However, more modern developments since then do not detract from the essential connection between the Verona of today and of the past. Medieval and Roman emblems of the past predominate, creating a truly beautiful city.


Classified a UNESCO World Heritage site, Verona in its entirety represents a cultural attraction. Most of the major monuments can be found in the historic centre, particularly the remains of the Roman past. Found within the Piazza Bra, the Arena di Verona, a Roman amphitheatre, completed in 30 AD, is the cultural hub of the city. Although once the host of lubii shows and gladiatorial games, today its excellent acoustics make it a popular venue for concerts and operas.

In a similar vein, the Roman theatre built in 1st century BC and restored in the 18th century also offers performances to this day.

Attractive in its own right, the Porta dei Borsari, an archway façade of a 3rd century AD gate, part of the original Roman city walls, can be found at the end of the Corso Porta Borsari.
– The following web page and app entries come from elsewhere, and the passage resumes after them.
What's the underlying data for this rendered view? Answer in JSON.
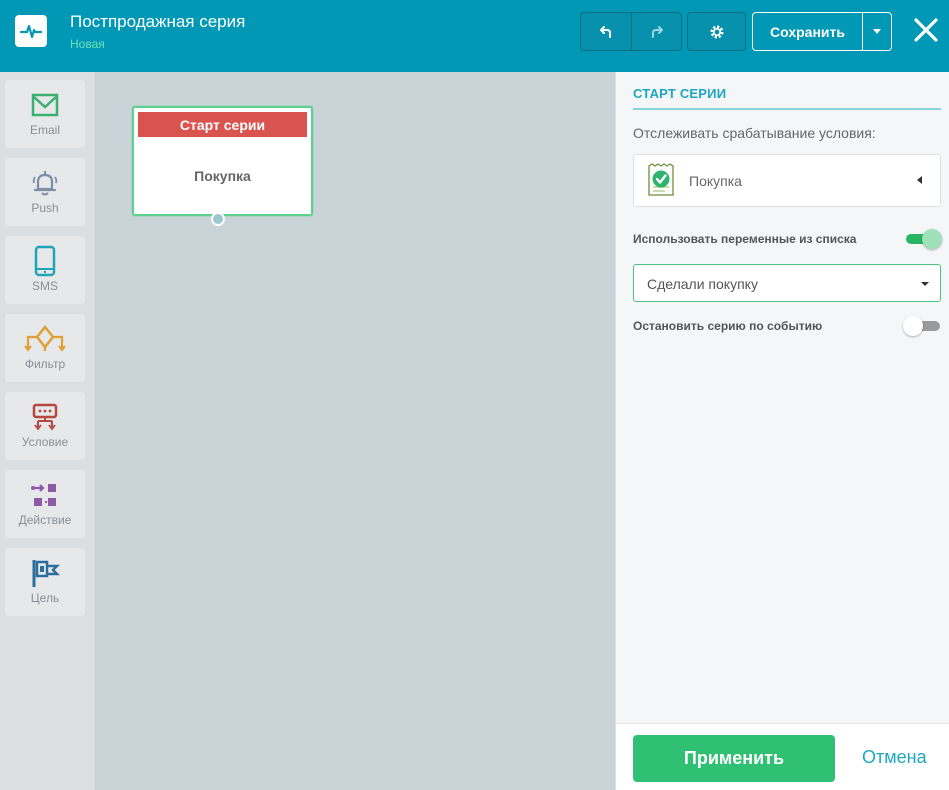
{
  "header": {
    "title": "Постпродажная серия",
    "subtitle": "Новая",
    "save_label": "Сохранить"
  },
  "palette": {
    "items": [
      {
        "label": "Email",
        "icon": "envelope-icon",
        "color": "#3bb16f"
      },
      {
        "label": "Push",
        "icon": "bell-icon",
        "color": "#7b8fa8"
      },
      {
        "label": "SMS",
        "icon": "phone-icon",
        "color": "#22a4b7"
      },
      {
        "label": "Фильтр",
        "icon": "filter-icon",
        "color": "#e0a036"
      },
      {
        "label": "Условие",
        "icon": "condition-icon",
        "color": "#b5473f"
      },
      {
        "label": "Действие",
        "icon": "action-icon",
        "color": "#8e5aa5"
      },
      {
        "label": "Цель",
        "icon": "goal-flag-icon",
        "color": "#2c6f9e"
      }
    ]
  },
  "canvas": {
    "node": {
      "header": "Старт серии",
      "body": "Покупка",
      "header_color": "#d9534f",
      "border_color": "#5ed08e"
    }
  },
  "panel": {
    "title": "СТАРТ СЕРИИ",
    "track_label": "Отслеживать срабатывание условия:",
    "event_value": "Покупка",
    "use_vars_label": "Использовать переменные из списка",
    "use_vars_on": true,
    "variable_value": "Сделали покупку",
    "stop_label": "Остановить серию по событию",
    "stop_on": false,
    "apply_label": "Применить",
    "cancel_label": "Отмена"
  },
  "colors": {
    "header_bg": "#0098b5",
    "accent": "#1fa6bf",
    "apply": "#2fc073"
  }
}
Reaching further back in time, the Porta dei Leoni ruins originate from the 1st century BC city gates.

Most of the medieval remains are associated with the city’s religious history. The Basilica of San Zeno Maggiore is one of the finest examples of Romanesque architecture, with the existing structure originating from the 12th century. Dedicated to the patron, St. Zeno, the façade and 72 metre bell tower dominate the Piazza. Inside, the walls are covered with 12th to 14th century frescos, while the crypt contains both the remains of St. Zeno and the famous 8th century Italian king, Pippin.

Amidst the many other fabulous churches such as the Basilica of San Lorenzo and the St. Maria Antica, one can find down the Via Capello a true link to Shakespeare. The 13th century Juliet’s House, supposedly owned by the Dal Cappello (or Capulet) family.

Although Verona does not have a huge choice of museums, the 14th century Castelvecchio, home to the once powerful della Scala family, now hosts a gallery with works by Tintoretto and Veronese.

Football is a pivotal part of Veronese life. The city is jointly-represented by Chievo Verona (recently qualified for the Champions League) and Hellas Verona (in Serie B). Both play their games at the Stadio Marcantonio Bentegodi. If you prefer watersports, the conveniently located Lake Garda is the place to go.


As well as the typical rows of local craftworks, the Via Mazzini and Corso Porta Borsari specialise in high-street fashion.

Found on the Via Sottoriva every weekend each month, the Sottoriva Market specialises in antiques.

If you happen to book for April, Italy’s most important wine fair, Vinitaly, takes place between the 6th and 10th.

Nightlife and Eating Out

Veronese cuisine focuses on meats (particularly sausages) and cold-cuts, with speciality dishes like pastizada de caval (braised horse meat). The Osteria al Duomo off the Via Duomo is a popular and high-quality establishment, while the Via Sottoriva has a great selection of places to eat and drink.

Verona was frequented by Julius Caesar for relaxation and this reputation remains today. Plenty of clubs can be found like the Associzaione Culturale Interzona on the via Santa Teresa and Hollywood Danceclub on the Via Montefelice. Meanwhile, Piazza Bra is the place for bars.

For something different, the opera season takes place during July and August, while the Arena is used throughout the year for all types of concerts.

Tourist Information

IAT Tourist OfficeVia degli Alpini, 9Piazza BraVeronaTel: +39 (0)45 806


Verona is served by Verona-Villafranca Airport. One of the largest in Italy, the airport provides domestic and international connecting flights daily. Ryanair, British Airways and Meridiana all fly from various British locations.

Some 12km to the city centre, buses and taxis are widely available.

All car hire locations in Italy